|Type||United Nations Committee|
Luis Ernesto Pedernera Reyna
The Committee on the Rights of the Child (CRC) is a body of experts that monitor and report on the implementation of the United Nations Convention on the Rights of the Child.
The Committee also monitors the Convention's three optional protocols: the Optional Protocol on the Involvement of Children in Armed Conflict, the Optional Protocol on the Sale of Children, Child Prostitution and Child Pornography and the Optional Protocol to the Convention on the Rights of the Child on a Communications Procedure.
The CRC is one of the ten UN human rights treaty-based bodies. The Committee was created by the Convention on 27 February 1991. The Committee is made up of 18 members from different countries and legal systems who are of 'high moral standing' and experts in the field of human rights. Although members are nominated and elected by States party to the Convention, Committee members act in a personal capacity. They do not represent their countries' governments or any other organization to which they might belong. Members are elected for a four-year term and can be re-elected if nominated.
The 196 states that have ratified the Convention ("States party to the Convention") (which includes all UN member states except the United States, South Sudan ratified on 23 January 2015, Somalia's domestic ratification finished in January 2015 and the instrument was deposited with the United Nations in October 2015.) are required to submit initial and periodic reports on the national situation of children's rights to the Committee for examination. The Committee examines each report and raises concerns or makes recommendations to the State party. It also issues occasional general comments on the interpretation of particular Convention obligations. Once a year, the Committee submits a report to the Third Committee of the United Nations General Assembly, which also hears a statement from the CRC Chair, and the Assembly adopts a Resolution on the Rights of the Child.
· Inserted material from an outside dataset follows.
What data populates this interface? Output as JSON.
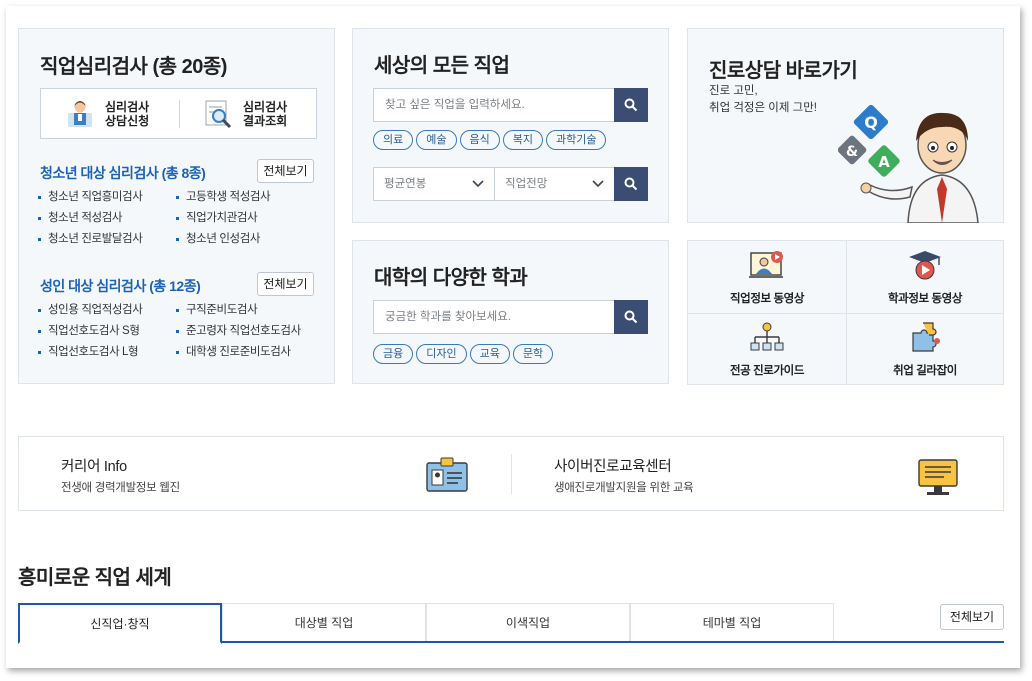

Individual complaints may be considered only under certain conditions by the Committee, as is the case with other committees established by international human rights treaties. The case of Gendhun Choekyi Nyima, 11th Panchen Lama, was considered by the Committee on 28 May 1996, as well as at other later dates.
In November 2014, for the first time, the Committee joined with the Convention on the Elimination of All Forms of Discrimination against Women to release a comprehensive interpretation of the obligations of States to prevent and eliminate harmful practices done to women and girls.
The current members of the Committee on the Rights of the Child are listed on the Web site of the Office of the UN Commissioner for Human Rights. Information on former CRC members is linked from the same Web page. The current President of the Committee is Luis Pedernera, a children's rights expert from Uruguay. As of 2022, the Committee Chair is international human rights lawyer Mikiko Otani.
In February 2014 the Committee, after interviewing two top officials of the Catholic Church, published observations described as "a scathing indictment of the Vatican’s handling of child sexual abuse cases involving clerics, releasing a report that included criticism of church teachings on homosexuality, gender equality and abortion". The Holy See released a critical statement and said that it did not appreciate being asked to change its position on issues it considered immutable. Archbishop Silvano Tomasi, the Holy See's permanent observer at the UN, said that he suspected pro-gay-rights NGOs had influenced the committee and "reinforced an ideological line" in the UN. Advocates for the survivors of clerical sex abuse welcomed the committee's findings.
Each year, the Committee on the Rights of the Child holds an international Day of General Discussion, bringing together experts and civil society members to discuss important children’s rights issues with the Committee. In 2021, the Day of General Discussion focuses on alternatives to institutional care for children. In particular, it aims to, “Create meaningful engagement for children and young people who have experience of the child protection system and/or of living in alternative care of any type so they can voice their opinions on what constitutes quality care and advocate for legislative and systemic changes.”